We can get a good overview of community engagement and challenges by tracking social media comments and analytics and monitoring web traffic. Social media and the web also would help us identify competition and popular price points. We can also use social media to track demographics, age, and other data that indicates a high interest in buying small grains. 

Participation Summary
3 Farmers participating in research

Educational & Outreach Activities

4 Consultations
2 On-farm demonstrations
2 Online trainings
2 Tours
4 Webinars / talks / presentations

Participation Summary:

60 Farmers
5 Ag professionals participated
Education/outreach description:

We published the soil health day in NPSA as well as the local newspaper. We also connected with NRCS staff as well as Sustainable Farming Association. sare article in Germinator

Learning Outcomes

6 Farmers reported changes in knowledge, attitudes, skills and/or awareness as a result of their participation
Lessons Learned:
 
 
 
 
 
 
 
 
 
 
 
 
 
 
 
 
 
 
 
 
 
 

Project Outcomes

5 Farmers changed or adopted a practice
5 New working collaborations
Success stories:

"We opened a new door through this grant. Everything from small cottage pet food makers, to bakers in larger cities. I have never thought about selling direct before and learned a lot." said a beginning farmer. 

 

We were able to sell our cleaned grains but very importantly were ale to sell our scratch grains to hobby chicken farmers, turkey farmers, hog  and cricket growers. We are at zero waste. was one comment from another farmer.

Recommendations:

This already has bubbled up to include more grain farmers in our area. Mostly women the resources such as seed, tools and knowledge is quickly being shared and things are moving fast. We have formed a Women in Conservation group staying best practices and sponsored a soil health day for all. 
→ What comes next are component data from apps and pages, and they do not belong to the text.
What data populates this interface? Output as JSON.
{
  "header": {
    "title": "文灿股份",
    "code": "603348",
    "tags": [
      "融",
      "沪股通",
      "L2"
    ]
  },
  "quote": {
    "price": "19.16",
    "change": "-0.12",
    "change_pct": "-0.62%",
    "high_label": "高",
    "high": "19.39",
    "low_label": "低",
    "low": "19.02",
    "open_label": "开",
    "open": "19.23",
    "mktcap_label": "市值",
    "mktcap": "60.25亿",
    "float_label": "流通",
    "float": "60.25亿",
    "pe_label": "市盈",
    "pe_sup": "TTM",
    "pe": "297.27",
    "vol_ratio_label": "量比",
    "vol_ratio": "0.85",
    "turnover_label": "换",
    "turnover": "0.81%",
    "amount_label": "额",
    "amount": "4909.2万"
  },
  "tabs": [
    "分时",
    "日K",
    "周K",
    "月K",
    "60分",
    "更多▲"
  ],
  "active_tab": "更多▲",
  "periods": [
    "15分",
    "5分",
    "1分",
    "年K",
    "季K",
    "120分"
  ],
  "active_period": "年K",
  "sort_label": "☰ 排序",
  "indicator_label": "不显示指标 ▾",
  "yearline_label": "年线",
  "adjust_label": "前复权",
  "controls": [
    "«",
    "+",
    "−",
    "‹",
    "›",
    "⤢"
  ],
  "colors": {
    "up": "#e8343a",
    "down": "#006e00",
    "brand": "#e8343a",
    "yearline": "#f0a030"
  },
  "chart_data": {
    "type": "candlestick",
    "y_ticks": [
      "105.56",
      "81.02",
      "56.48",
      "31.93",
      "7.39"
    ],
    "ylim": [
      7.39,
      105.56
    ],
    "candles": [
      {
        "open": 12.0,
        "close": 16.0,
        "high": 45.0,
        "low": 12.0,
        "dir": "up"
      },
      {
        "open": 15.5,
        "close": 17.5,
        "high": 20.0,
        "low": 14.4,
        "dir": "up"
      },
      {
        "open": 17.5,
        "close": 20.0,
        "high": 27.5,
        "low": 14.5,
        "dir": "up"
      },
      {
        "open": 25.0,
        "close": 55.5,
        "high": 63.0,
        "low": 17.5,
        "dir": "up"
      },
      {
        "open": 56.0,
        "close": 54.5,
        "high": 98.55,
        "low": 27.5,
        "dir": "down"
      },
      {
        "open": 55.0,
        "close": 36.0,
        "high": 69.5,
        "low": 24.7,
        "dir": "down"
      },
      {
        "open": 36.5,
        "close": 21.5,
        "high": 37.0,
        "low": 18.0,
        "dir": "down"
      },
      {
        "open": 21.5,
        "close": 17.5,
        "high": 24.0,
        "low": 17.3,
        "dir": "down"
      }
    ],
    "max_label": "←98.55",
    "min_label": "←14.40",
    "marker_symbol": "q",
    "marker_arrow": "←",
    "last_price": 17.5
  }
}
Any opinions, findings, conclusions, or recommendations expressed in this publication are those of the author(s) and do not necessarily reflect the view of the U.S. Department of Agriculture or SARE.